Jordan Hasay Runs a 72:35 Half Marathon, But We’re Not Writing Her Off For Chicago


At Sunday’s Rock ‘n’ Roll Philadelphia Half Marathon, American marathoner Jordan Hasay placed third in 72:35.

Back in April, when Hasay announced she was running the Bank of America Chicago Marathon on October 13, she said she would target Deena Kastor‘s 2:19:36 American record. You don’t need to be a math whiz to deduce that 72:35 is a lot slower than 2:19:36 marathon pace.

But before you totally write her off for Chicago, which is less than four weeks away, please realize two things.

  1. Hasay said she was happy with the performance and was supposedly seen by a messageboard poster doing a workout an hour after the race, so it’s likely she wasn’t going all-out in the race. After the race, she wrote on Instagram, “Thanks @runrocknroll Philly half for a fun day! Finished 3rd in 1:12:35. Really excited about the effort coming off some heavy miles during marathon training in prep for @chimarathon in one month! ?‍♀️? congrats to all who raced today! @nikerunning @oregonproject #rocknrollphilly ? credit @twinsruninourfamily
  2. In 2017 Hasay only ran 70:42 in Philadelphia before running 2:20:57 in Chicago three weeks later. In March of this year, she ran a 15k at 2:25 marathon pace and then ran a full marathon in Boston in 2:25 less than a month later.

Speaking of Hasay, we loved this video produced by Sword Performance in 2017 that we recently came across where she talks about how she got into the sport and how she loves to put on a “beautiful performance” when she races.

MB: Jordan hasay 72:35 3rd in Philadelphia half

Stat of the Week

3:34.75 – seasonal best achieved by Nick Willis when he was 34 in 2017.
3:35.25 – seasonal best achieved by Nick Willis when he was 35 in 2018.
3:36.99 – seasonal best achieved by Nick Willis when he was 36 in 2019.

A National Title That Doesn’t Impress Us

2:24:55/2:52:44 – winning men’s and women’s times at the Australian Marathon Championships last weekend, which were held as part of the Blackmores Sydney Marathon.
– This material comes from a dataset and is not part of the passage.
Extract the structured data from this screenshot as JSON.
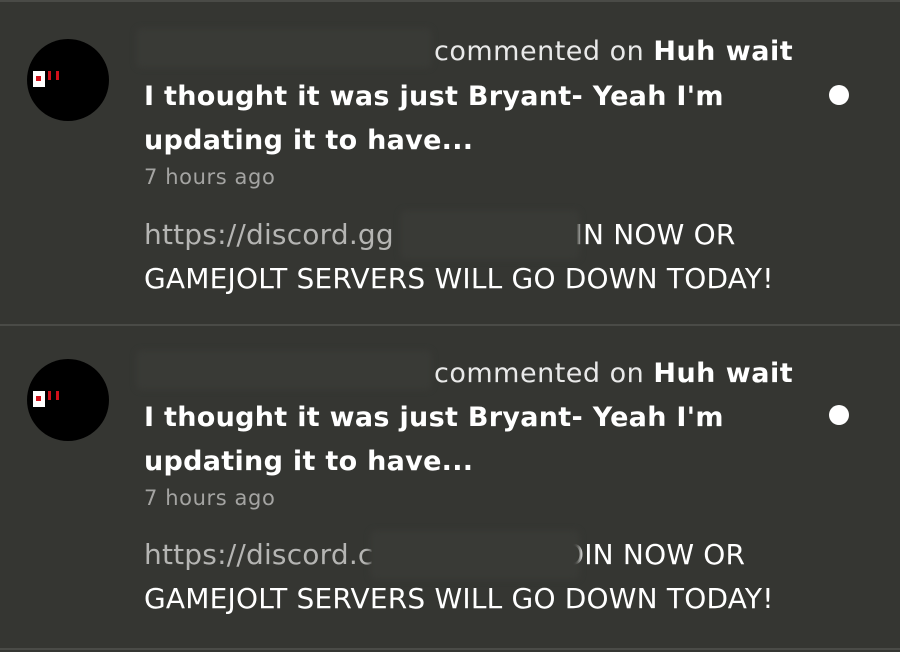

The race was open to international athletes as well, and the overall men’s and women’s winning times were 2:09:49 and 2:24:33.

Recommended Read

By far our favorite read in recent weeks was a profile on Timothy Cheruiyot by Jon Mulkeen of the IAAF. In it, you learn Cheruiyot’s favorite workout, which animals he fears the most when he’s training in Nairobi National Park, and a whole lot more.

To see our favorite reads from other weeks, go here.

Quotes Of The Day And Last Week’s Home Pages

To see the quotes of the day from last week or last week’s home page or any home page, go to our archive page.

Got a tip, question or comment? Please call us at 844-LETSRUN (538-7786), email us or post in our forum

Want More? Join The Supporters Club Today
Support independent journalism and get:
  • Exclusive Access to VIP Supporters Club Content
  • Bonus Podcasts Every Friday
  • Free LetsRun.com Shirt (Annual Subscribers)
  • Exclusive Discounts
  • Enhanced Message Boards